Website and app data records:

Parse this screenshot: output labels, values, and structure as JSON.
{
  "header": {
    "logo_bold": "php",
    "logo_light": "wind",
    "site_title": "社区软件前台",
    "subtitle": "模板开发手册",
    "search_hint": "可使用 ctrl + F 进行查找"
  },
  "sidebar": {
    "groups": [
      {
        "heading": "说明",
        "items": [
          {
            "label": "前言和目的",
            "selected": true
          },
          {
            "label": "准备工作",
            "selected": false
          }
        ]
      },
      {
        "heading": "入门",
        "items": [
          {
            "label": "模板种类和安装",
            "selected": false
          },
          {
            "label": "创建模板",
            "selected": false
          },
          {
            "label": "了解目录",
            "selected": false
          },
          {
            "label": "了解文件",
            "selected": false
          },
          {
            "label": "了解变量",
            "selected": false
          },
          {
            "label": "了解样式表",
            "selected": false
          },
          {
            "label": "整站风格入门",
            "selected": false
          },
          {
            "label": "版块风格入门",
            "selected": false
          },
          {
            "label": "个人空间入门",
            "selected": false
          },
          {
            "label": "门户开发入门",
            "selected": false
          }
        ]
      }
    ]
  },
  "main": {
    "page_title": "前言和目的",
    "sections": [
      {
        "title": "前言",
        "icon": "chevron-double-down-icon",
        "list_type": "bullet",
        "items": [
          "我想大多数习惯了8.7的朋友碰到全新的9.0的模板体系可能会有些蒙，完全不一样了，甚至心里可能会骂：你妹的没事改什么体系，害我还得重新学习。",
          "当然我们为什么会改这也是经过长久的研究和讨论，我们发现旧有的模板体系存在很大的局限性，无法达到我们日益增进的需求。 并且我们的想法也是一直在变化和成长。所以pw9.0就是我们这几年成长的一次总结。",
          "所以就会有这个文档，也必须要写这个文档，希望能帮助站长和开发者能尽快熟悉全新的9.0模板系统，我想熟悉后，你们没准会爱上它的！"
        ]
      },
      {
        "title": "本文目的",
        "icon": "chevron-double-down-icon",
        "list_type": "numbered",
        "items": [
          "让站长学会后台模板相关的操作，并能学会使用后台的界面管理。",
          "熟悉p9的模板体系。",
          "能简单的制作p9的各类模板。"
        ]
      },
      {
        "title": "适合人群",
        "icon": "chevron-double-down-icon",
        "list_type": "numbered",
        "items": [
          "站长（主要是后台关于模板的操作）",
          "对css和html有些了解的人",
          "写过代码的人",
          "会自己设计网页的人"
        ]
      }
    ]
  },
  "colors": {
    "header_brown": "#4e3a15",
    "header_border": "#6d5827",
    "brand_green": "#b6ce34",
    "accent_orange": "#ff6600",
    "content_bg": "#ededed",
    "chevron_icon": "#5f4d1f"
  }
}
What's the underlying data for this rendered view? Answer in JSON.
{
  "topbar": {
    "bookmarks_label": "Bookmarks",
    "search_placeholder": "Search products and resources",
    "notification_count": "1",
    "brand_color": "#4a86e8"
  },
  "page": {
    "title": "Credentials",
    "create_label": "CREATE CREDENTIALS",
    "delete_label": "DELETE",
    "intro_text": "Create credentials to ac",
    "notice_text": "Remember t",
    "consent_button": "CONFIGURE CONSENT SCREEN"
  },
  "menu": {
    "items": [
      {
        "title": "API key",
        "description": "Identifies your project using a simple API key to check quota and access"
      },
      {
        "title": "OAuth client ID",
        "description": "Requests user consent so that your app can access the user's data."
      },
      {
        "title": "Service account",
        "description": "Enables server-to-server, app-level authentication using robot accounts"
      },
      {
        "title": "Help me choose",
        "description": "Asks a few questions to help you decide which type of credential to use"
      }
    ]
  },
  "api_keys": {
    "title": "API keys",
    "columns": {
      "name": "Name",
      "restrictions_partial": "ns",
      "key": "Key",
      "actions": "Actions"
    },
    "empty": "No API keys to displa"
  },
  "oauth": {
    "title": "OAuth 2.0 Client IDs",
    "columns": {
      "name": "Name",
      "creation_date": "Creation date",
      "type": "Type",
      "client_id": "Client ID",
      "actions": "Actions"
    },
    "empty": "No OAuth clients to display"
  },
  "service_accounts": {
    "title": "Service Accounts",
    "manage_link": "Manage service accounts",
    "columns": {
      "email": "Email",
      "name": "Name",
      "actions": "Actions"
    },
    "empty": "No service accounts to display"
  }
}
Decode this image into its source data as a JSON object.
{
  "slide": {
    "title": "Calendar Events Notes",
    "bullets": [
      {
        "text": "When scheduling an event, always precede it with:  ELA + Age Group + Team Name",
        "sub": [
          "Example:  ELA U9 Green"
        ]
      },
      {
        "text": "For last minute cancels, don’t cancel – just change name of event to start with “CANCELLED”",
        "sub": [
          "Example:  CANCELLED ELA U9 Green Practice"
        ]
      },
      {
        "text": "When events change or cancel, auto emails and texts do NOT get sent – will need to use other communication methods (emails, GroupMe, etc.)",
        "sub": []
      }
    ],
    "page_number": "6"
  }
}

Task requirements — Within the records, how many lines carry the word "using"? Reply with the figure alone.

Answer to this problem — 2